On a higher control level, epithelial cells supressed proliferation of sub-epithelial cells by secretion of so-called heat shock proteins (HSP), especially during stress. HSP stimulate precursor epithelial cells to proliferate and repair the damage epithelium. Thus, HSP released by stressed epithelial cells exert a dual opposing function, which depends on the target cell type. In asthma, this control mechanism seems to be non-functional. Furthermore, steroids suppress HSP secretion, which may explain why these drugs have no significant effects on airway wall remodelling; it may rather be that steroids contribute to remodelling.
The need for understanding
Despite of thousands of studies, the major problem to progress with diagnosis and therapy of asthma seems to be the lack of understanding how different cell types and pro-inflammatory, as well as inflammatory mechanisms affect each other. It would be a big step forward if future studies would be able to monitor a small cohort of patients from the first diagnosis of asthma over several years with unchanged methods of analysis. These studies should obtain samples like blood, sputum, or bronchial fluids on a regular basis of short intervals (weeks or months), and compare the clinical parameters with metabolomic, proteomic, and transcriptomic analyse. The aim of such studies should be to determine if biomarkers and therapeutic targets for asthma vary with time, and condition, or if they are stable indicators for the disease. Only when we know if the biomarkers are stable or specific for a condition such as exacerbation or allergic response we will be able to use them as diagnostic tools.

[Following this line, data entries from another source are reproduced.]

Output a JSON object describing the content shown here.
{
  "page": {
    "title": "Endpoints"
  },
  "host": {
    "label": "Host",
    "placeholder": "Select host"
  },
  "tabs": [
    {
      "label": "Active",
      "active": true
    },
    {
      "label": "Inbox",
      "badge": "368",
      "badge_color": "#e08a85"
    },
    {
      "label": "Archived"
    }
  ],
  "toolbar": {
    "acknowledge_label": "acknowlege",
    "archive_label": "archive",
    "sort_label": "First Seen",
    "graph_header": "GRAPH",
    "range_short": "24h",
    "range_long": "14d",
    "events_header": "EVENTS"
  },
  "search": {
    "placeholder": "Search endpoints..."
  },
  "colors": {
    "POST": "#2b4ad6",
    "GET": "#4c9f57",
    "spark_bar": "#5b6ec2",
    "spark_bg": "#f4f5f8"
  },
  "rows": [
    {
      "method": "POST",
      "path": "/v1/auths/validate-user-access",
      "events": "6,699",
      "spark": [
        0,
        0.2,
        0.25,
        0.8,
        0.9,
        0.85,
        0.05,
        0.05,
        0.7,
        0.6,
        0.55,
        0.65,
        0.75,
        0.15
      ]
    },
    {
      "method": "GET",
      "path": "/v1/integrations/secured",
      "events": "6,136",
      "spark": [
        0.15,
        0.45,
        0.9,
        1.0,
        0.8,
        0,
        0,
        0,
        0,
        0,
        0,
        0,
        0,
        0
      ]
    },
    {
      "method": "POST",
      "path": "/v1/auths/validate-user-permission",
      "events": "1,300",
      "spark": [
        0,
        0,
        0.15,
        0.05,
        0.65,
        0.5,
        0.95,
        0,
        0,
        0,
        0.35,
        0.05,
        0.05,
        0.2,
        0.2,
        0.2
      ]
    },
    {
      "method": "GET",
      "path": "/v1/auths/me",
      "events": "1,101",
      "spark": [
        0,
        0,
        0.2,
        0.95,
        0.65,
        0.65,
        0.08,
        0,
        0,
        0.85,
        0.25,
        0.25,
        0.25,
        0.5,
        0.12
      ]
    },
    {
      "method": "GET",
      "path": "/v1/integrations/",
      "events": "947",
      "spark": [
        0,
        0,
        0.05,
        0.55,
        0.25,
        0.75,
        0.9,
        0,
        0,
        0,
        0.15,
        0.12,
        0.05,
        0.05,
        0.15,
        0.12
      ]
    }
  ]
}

Pulmonary Cell Research, Pneumology, University & University Hospital Basel, Switzerland